Antigama were one of the first grind bands I got into around the release of their 2013 album Meteor, and for the longest while, everything else felt soft and bland in contrast. There was something magical in their sound, being the aforementioned concoction of fast-paced, highly technical grindcore with emphasis on odd grooves and an overall experimental approach. The resulting well-contained chaos acted as an eye-opener for my late teen self, and I’ve held them close to my heart ever since. Surprisingly, they only put out one further album, an EP, and some splits since then, but they were all equally enjoyable and had similar uncanny replay value, although the albums are where the act shines the brightest.
Now, nearly a decade removed from my initial discovery of them, the group’s brand new face-bashing lesson in excellence Whiteout not only pushed me back to that time, mentally, but brings forth a band that has gone through an inexplicable evolution, offering us what just might be their most pristine and refined effort to date. After all, they are a band on their 22nd year in existence, so that point about them reaching their peak right now shouldn’t be taken lightly.
One thing I’ve always admired with Antigama is their production value that’s out of this world, especially when compared to your more standard grind band. There’s no potato recorder gutter vibe to be found here, as the overall clarity lets every single possible nuance breathe freely while the entirety hits harder than a freight train would hit a pigeon. Surely some gatekeeping genre gonads would whine about that exact thing, but for every one of those, there’s five of us who can appreciate the fact that a band wants to push their limits and advance somewhere.
“Undeterminate” opens the a-hair-under-thirty-minutes barrage with familiar, ever-twisting methodic instrumentation, bouncing and swerving rhythms, and Myszkowski’s signature vocals. Adding to the latter, Antigama‘s songwriting style is almost ridiculous in how perplexingly unique it is. There’s no knowing of what’ll happen next; it’s all entirely boundless, yet identifiable, and somehow it all clicks. The following song “Debt Pool” continues in a ravaging fashion, and by its mid-point any listener should be well aware that they’re in for the ride of their lives.

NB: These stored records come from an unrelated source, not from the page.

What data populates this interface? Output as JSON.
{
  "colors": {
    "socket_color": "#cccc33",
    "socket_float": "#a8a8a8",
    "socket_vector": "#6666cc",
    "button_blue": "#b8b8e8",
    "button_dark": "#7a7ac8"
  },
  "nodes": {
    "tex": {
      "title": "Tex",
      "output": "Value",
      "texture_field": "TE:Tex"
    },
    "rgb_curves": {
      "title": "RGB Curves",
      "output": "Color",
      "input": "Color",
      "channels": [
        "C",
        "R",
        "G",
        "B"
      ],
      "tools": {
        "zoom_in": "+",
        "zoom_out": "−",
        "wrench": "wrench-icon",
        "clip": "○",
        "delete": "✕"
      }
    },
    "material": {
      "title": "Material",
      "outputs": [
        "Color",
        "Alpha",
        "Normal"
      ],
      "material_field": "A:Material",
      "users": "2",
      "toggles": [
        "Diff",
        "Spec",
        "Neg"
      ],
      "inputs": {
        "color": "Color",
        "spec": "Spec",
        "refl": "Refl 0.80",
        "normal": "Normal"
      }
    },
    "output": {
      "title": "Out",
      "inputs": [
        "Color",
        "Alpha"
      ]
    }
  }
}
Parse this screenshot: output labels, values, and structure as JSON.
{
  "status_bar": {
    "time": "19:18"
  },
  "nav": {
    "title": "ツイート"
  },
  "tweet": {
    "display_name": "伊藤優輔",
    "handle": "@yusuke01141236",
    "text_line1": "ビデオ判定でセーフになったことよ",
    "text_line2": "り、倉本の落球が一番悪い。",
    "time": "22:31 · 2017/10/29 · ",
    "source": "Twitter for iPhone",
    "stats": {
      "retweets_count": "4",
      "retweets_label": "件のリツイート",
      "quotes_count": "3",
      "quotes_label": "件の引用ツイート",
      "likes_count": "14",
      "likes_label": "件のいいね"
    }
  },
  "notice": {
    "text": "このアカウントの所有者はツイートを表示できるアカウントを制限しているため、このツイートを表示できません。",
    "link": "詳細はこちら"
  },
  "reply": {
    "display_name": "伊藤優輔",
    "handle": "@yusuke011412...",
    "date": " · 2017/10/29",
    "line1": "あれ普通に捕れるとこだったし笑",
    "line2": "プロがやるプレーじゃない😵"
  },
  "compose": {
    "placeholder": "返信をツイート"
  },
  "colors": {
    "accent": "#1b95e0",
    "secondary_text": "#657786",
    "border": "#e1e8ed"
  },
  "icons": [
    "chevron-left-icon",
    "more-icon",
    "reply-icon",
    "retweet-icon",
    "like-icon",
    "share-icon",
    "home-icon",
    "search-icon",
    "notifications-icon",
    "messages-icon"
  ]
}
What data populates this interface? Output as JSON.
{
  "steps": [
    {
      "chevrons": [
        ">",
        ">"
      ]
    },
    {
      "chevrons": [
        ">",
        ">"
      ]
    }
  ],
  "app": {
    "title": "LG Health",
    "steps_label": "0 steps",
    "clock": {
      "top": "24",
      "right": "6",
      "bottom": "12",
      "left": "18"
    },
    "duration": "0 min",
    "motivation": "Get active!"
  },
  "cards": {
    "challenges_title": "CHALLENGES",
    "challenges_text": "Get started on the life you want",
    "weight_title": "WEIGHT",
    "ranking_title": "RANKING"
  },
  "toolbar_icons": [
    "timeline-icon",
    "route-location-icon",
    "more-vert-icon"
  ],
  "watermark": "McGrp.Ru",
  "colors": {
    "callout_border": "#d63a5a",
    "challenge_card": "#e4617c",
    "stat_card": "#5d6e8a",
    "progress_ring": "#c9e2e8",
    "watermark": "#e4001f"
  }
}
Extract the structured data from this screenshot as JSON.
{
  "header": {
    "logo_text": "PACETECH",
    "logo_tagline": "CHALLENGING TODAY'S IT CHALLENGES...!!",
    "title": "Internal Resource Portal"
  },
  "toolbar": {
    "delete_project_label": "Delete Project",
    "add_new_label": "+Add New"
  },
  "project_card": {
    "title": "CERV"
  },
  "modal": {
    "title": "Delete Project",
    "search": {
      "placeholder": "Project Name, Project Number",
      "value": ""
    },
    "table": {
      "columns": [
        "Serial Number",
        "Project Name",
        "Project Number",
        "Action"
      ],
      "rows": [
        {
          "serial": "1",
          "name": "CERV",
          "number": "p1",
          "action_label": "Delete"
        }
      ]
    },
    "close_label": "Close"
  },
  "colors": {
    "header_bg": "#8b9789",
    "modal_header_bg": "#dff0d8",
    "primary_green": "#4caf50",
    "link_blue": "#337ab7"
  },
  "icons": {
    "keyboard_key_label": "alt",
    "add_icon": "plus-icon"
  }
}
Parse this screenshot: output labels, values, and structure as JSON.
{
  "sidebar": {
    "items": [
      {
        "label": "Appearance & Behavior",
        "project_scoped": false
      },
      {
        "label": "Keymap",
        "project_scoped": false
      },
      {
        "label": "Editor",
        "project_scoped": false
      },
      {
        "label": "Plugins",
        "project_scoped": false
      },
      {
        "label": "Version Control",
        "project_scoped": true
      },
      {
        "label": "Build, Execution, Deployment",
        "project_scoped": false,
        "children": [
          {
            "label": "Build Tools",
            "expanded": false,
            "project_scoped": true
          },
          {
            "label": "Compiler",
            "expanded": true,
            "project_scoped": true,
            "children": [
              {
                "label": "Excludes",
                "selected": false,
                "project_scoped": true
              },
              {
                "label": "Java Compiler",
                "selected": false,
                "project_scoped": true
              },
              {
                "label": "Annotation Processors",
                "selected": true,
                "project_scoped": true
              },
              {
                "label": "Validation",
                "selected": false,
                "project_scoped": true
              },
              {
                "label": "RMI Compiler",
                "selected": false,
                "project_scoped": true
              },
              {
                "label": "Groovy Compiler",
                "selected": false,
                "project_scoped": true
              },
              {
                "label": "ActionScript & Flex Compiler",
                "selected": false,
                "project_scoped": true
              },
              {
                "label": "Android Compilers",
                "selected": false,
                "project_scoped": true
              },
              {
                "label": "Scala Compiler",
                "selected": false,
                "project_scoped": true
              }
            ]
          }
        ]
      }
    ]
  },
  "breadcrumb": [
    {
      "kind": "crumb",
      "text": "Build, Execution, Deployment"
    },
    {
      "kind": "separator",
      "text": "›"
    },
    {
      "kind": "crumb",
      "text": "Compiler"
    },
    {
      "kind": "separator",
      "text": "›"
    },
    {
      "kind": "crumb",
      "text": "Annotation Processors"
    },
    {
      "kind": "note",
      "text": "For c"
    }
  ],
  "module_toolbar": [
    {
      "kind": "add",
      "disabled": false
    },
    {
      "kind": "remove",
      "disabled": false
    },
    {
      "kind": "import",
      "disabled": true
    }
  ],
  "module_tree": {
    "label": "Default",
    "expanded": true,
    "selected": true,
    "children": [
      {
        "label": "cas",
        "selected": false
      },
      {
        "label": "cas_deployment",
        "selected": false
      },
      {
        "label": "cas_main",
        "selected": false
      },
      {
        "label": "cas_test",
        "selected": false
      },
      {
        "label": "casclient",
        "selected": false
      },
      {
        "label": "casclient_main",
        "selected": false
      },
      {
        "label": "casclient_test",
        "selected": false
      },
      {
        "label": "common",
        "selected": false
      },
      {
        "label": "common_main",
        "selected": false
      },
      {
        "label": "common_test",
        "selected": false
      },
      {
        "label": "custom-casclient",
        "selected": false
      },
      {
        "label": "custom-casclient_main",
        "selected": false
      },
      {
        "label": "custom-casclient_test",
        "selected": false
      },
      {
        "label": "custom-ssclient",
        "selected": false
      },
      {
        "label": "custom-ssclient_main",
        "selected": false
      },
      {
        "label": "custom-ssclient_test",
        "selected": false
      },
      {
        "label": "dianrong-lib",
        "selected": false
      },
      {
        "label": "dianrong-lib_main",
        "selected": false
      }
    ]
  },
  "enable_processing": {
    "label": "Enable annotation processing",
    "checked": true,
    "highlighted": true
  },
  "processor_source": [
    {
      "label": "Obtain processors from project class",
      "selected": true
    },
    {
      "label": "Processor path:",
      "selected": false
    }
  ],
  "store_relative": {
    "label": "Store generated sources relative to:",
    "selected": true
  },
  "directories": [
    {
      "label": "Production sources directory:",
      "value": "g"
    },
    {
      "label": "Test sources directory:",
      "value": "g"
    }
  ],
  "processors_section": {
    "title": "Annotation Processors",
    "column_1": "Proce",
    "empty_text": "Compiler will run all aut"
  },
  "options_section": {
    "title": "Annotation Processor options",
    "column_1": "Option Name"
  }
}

Whiteout shines perhaps the most during the more demolishing tracks such as “Holy Hand”, “Dust Farm”, and “Align”. This trio, for an example, posseses the perfect balance between fast pummeling and mid-tempo raging, the latter of which is a big reason why Antigama is as worthwhile of a group as they are. There’s just something wildly pleasant about being able to have all of one’s needs met within a single album, let alone within individual songs. I’ve had it on repeat for quite the many times now, but the wild card moments still squeeze a smile out of my ugly mug, and that’s nothing short of wonderful.
Another aspect that I can truly appreciate with Antigama is the fact that even though their experimental edge has always been present, and even making some truly deep cuts here and there, they’ve always went with the music’s own terms without going overboard or using the leaning as a justification to do, well, dumb shit. While at times these tendencies showcase themselves as subtle flavours within songs (like on the odd snare resonance in “The Howler”), at times full tracks are dedicated to the more out of the box material. Such is the case with Whiteout‘s closing track “2222”. The less than three minute endeavour opens with cacophonous industrial noise, picks up the pace with the riff and some odd laughing sample. The minimal vocals, if you can call them that, subside after a minute, the rest being a varying fest of rhythmic patterns topped off with a constant fucking saxophone solo, because why not? If anything, it’s a cool way to bring the otherwise intense album to its deserved close.
Antigama are legends in their genre for a reason. Whiteout will probably not turn around any die-hard opinions one way or the other, but its magnificence is damn near unparalleled in its aural realm. There’s just enough of everything to be found on the record to make it balanced, and due to its length, it’s very easy to take in during one sitting, even though I can understand how the immense amounts of hooks and details might be overwhelming for a while. Even then, Whiteout is such an astonishing effort in boot-to-the-face methodology that it shouldn’t fly under anyone’s radar.